→ **EXERCISE OBJECTIVE**: Each line of the data below that includes the string "Charron" must be copied.
====== RECORDED DATA
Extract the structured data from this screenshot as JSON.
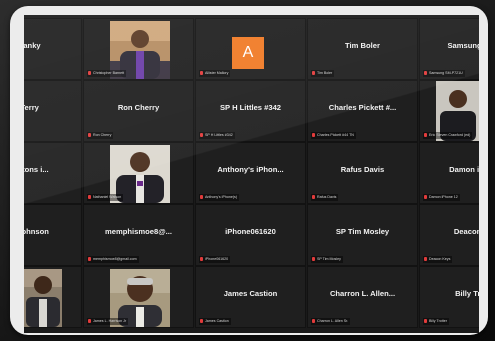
{
  "tiles": [
    {
      "name": "...panky",
      "label": ""
    },
    {
      "name": "",
      "label": "Christopher Barnett"
    },
    {
      "name": "A",
      "label": "Allister Mallory",
      "avatar_letter": "A",
      "avatar_color": "#f07a25"
    },
    {
      "name": "Tim Boler",
      "label": "Tim Boler"
    },
    {
      "name": "Samsung SM...",
      "label": "Samsung SM-P721U"
    },
    {
      "name": "...Terry",
      "label": ""
    },
    {
      "name": "Ron Cherry",
      "label": "Ron Cherry"
    },
    {
      "name": "SP H Littles #342",
      "label": "SP H Littles #342"
    },
    {
      "name": "Charles Pickett #...",
      "label": "Charles Pickett #44 TN"
    },
    {
      "name": "",
      "label": "Eric Steven Crawford (ed)"
    },
    {
      "name": "...vertons i...",
      "label": ""
    },
    {
      "name": "",
      "label": "Nathaniel Watson"
    },
    {
      "name": "Anthony's iPhon...",
      "label": "Anthony's iPhone(s)"
    },
    {
      "name": "Rafus Davis",
      "label": "Rafus Davis"
    },
    {
      "name": "Damon iPho...",
      "label": "Damon iPhone 12"
    },
    {
      "name": "...o Johnson",
      "label": ""
    },
    {
      "name": "memphismoe8@...",
      "label": "memphismoe8@gmail.com"
    },
    {
      "name": "iPhone061620",
      "label": "iPhone061620"
    },
    {
      "name": "SP Tim Mosley",
      "label": "SP Tim Mosley"
    },
    {
      "name": "Deacon K...",
      "label": "Deacon Keys"
    },
    {
      "name": "",
      "label": ""
    },
    {
      "name": "",
      "label": "James L. Harrison Jr"
    },
    {
      "name": "James Castion",
      "label": "James Castion"
    },
    {
      "name": "Charron L. Allen...",
      "label": "Charron L. Allen Sr."
    },
    {
      "name": "Billy Trot...",
      "label": "Billy Trotter"
    }
  ]
}
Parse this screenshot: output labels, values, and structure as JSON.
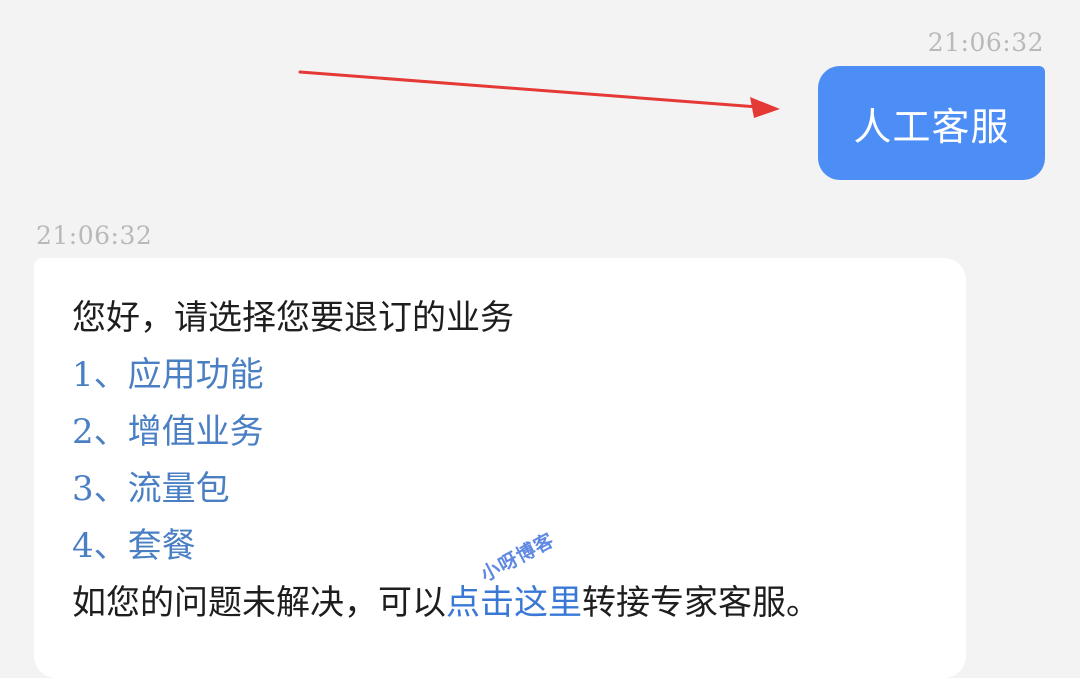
{
  "sent_message": {
    "timestamp": "21:06:32",
    "text": "人工客服"
  },
  "received_message": {
    "timestamp": "21:06:32",
    "greeting": "您好，请选择您要退订的业务",
    "options": [
      {
        "number": "1、",
        "label": "应用功能"
      },
      {
        "number": "2、",
        "label": "增值业务"
      },
      {
        "number": "3、",
        "label": "流量包"
      },
      {
        "number": "4、",
        "label": "套餐"
      }
    ],
    "footer_before": "如您的问题未解决，可以",
    "footer_link": "点击这里",
    "footer_after": "转接专家客服。"
  },
  "watermark": "小呀博客",
  "colors": {
    "background": "#f3f3f3",
    "sent_bubble": "#4c8df6",
    "option_text": "#4a7fc4",
    "link_text": "#3a78d6",
    "annotation_arrow": "#e53935"
  }
}
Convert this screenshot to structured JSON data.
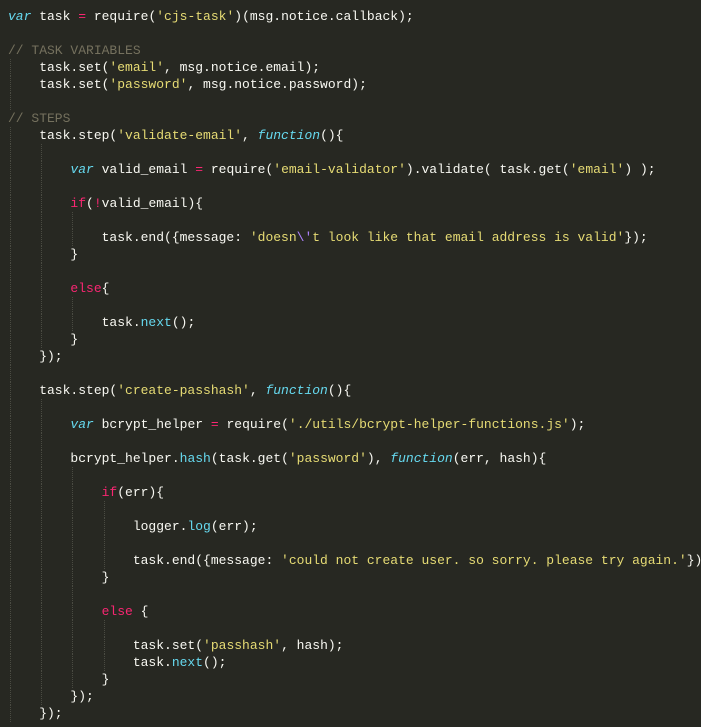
{
  "colors": {
    "background": "#272822",
    "text": "#f8f8f2",
    "keyword": "#f92672",
    "string": "#e6db74",
    "storage": "#66d9ef",
    "comment": "#75715e",
    "escape": "#ae81ff"
  },
  "lines": [
    {
      "tokens": [
        {
          "c": "st",
          "t": "var"
        },
        {
          "c": "p",
          "t": " task "
        },
        {
          "c": "k",
          "t": "="
        },
        {
          "c": "p",
          "t": " require("
        },
        {
          "c": "s",
          "t": "'cjs-task'"
        },
        {
          "c": "p",
          "t": ")(msg.notice.callback);"
        }
      ]
    },
    {
      "tokens": []
    },
    {
      "tokens": [
        {
          "c": "c",
          "t": "// TASK VARIABLES"
        }
      ]
    },
    {
      "tokens": [
        {
          "c": "p",
          "t": "    task.set("
        },
        {
          "c": "s",
          "t": "'email'"
        },
        {
          "c": "p",
          "t": ", msg.notice.email);"
        }
      ]
    },
    {
      "tokens": [
        {
          "c": "p",
          "t": "    task.set("
        },
        {
          "c": "s",
          "t": "'password'"
        },
        {
          "c": "p",
          "t": ", msg.notice.password);"
        }
      ]
    },
    {
      "tokens": []
    },
    {
      "tokens": [
        {
          "c": "c",
          "t": "// STEPS"
        }
      ]
    },
    {
      "tokens": [
        {
          "c": "p",
          "t": "    task.step("
        },
        {
          "c": "s",
          "t": "'validate-email'"
        },
        {
          "c": "p",
          "t": ", "
        },
        {
          "c": "st",
          "t": "function"
        },
        {
          "c": "p",
          "t": "(){"
        }
      ]
    },
    {
      "tokens": []
    },
    {
      "tokens": [
        {
          "c": "p",
          "t": "        "
        },
        {
          "c": "st",
          "t": "var"
        },
        {
          "c": "p",
          "t": " valid_email "
        },
        {
          "c": "k",
          "t": "="
        },
        {
          "c": "p",
          "t": " require("
        },
        {
          "c": "s",
          "t": "'email-validator'"
        },
        {
          "c": "p",
          "t": ").validate( task.get("
        },
        {
          "c": "s",
          "t": "'email'"
        },
        {
          "c": "p",
          "t": ") );"
        }
      ]
    },
    {
      "tokens": []
    },
    {
      "tokens": [
        {
          "c": "p",
          "t": "        "
        },
        {
          "c": "k",
          "t": "if"
        },
        {
          "c": "p",
          "t": "("
        },
        {
          "c": "k",
          "t": "!"
        },
        {
          "c": "p",
          "t": "valid_email){"
        }
      ]
    },
    {
      "tokens": []
    },
    {
      "tokens": [
        {
          "c": "p",
          "t": "            task.end({message: "
        },
        {
          "c": "s",
          "t": "'doesn"
        },
        {
          "c": "e",
          "t": "\\'"
        },
        {
          "c": "s",
          "t": "t look like that email address is valid'"
        },
        {
          "c": "p",
          "t": "});"
        }
      ]
    },
    {
      "tokens": [
        {
          "c": "p",
          "t": "        }"
        }
      ]
    },
    {
      "tokens": []
    },
    {
      "tokens": [
        {
          "c": "p",
          "t": "        "
        },
        {
          "c": "k",
          "t": "else"
        },
        {
          "c": "p",
          "t": "{"
        }
      ]
    },
    {
      "tokens": []
    },
    {
      "tokens": [
        {
          "c": "p",
          "t": "            task."
        },
        {
          "c": "f",
          "t": "next"
        },
        {
          "c": "p",
          "t": "();"
        }
      ]
    },
    {
      "tokens": [
        {
          "c": "p",
          "t": "        }"
        }
      ]
    },
    {
      "tokens": [
        {
          "c": "p",
          "t": "    });"
        }
      ]
    },
    {
      "tokens": []
    },
    {
      "tokens": [
        {
          "c": "p",
          "t": "    task.step("
        },
        {
          "c": "s",
          "t": "'create-passhash'"
        },
        {
          "c": "p",
          "t": ", "
        },
        {
          "c": "st",
          "t": "function"
        },
        {
          "c": "p",
          "t": "(){"
        }
      ]
    },
    {
      "tokens": []
    },
    {
      "tokens": [
        {
          "c": "p",
          "t": "        "
        },
        {
          "c": "st",
          "t": "var"
        },
        {
          "c": "p",
          "t": " bcrypt_helper "
        },
        {
          "c": "k",
          "t": "="
        },
        {
          "c": "p",
          "t": " require("
        },
        {
          "c": "s",
          "t": "'./utils/bcrypt-helper-functions.js'"
        },
        {
          "c": "p",
          "t": ");"
        }
      ]
    },
    {
      "tokens": []
    },
    {
      "tokens": [
        {
          "c": "p",
          "t": "        bcrypt_helper."
        },
        {
          "c": "f",
          "t": "hash"
        },
        {
          "c": "p",
          "t": "(task.get("
        },
        {
          "c": "s",
          "t": "'password'"
        },
        {
          "c": "p",
          "t": "), "
        },
        {
          "c": "st",
          "t": "function"
        },
        {
          "c": "p",
          "t": "(err, hash){"
        }
      ]
    },
    {
      "tokens": []
    },
    {
      "tokens": [
        {
          "c": "p",
          "t": "            "
        },
        {
          "c": "k",
          "t": "if"
        },
        {
          "c": "p",
          "t": "(err){"
        }
      ]
    },
    {
      "tokens": []
    },
    {
      "tokens": [
        {
          "c": "p",
          "t": "                logger."
        },
        {
          "c": "f",
          "t": "log"
        },
        {
          "c": "p",
          "t": "(err);"
        }
      ]
    },
    {
      "tokens": []
    },
    {
      "tokens": [
        {
          "c": "p",
          "t": "                task.end({message: "
        },
        {
          "c": "s",
          "t": "'could not create user. so sorry. please try again.'"
        },
        {
          "c": "p",
          "t": "});"
        }
      ]
    },
    {
      "tokens": [
        {
          "c": "p",
          "t": "            }"
        }
      ]
    },
    {
      "tokens": []
    },
    {
      "tokens": [
        {
          "c": "p",
          "t": "            "
        },
        {
          "c": "k",
          "t": "else"
        },
        {
          "c": "p",
          "t": " {"
        }
      ]
    },
    {
      "tokens": []
    },
    {
      "tokens": [
        {
          "c": "p",
          "t": "                task.set("
        },
        {
          "c": "s",
          "t": "'passhash'"
        },
        {
          "c": "p",
          "t": ", hash);"
        }
      ]
    },
    {
      "tokens": [
        {
          "c": "p",
          "t": "                task."
        },
        {
          "c": "f",
          "t": "next"
        },
        {
          "c": "p",
          "t": "();"
        }
      ]
    },
    {
      "tokens": [
        {
          "c": "p",
          "t": "            }"
        }
      ]
    },
    {
      "tokens": [
        {
          "c": "p",
          "t": "        });"
        }
      ]
    },
    {
      "tokens": [
        {
          "c": "p",
          "t": "    });"
        }
      ]
    }
  ]
}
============
→ **PROBLEM SOLUTION**:
      "name": "Charron L. Allen...",
      "label": "Charron L. Allen Sr."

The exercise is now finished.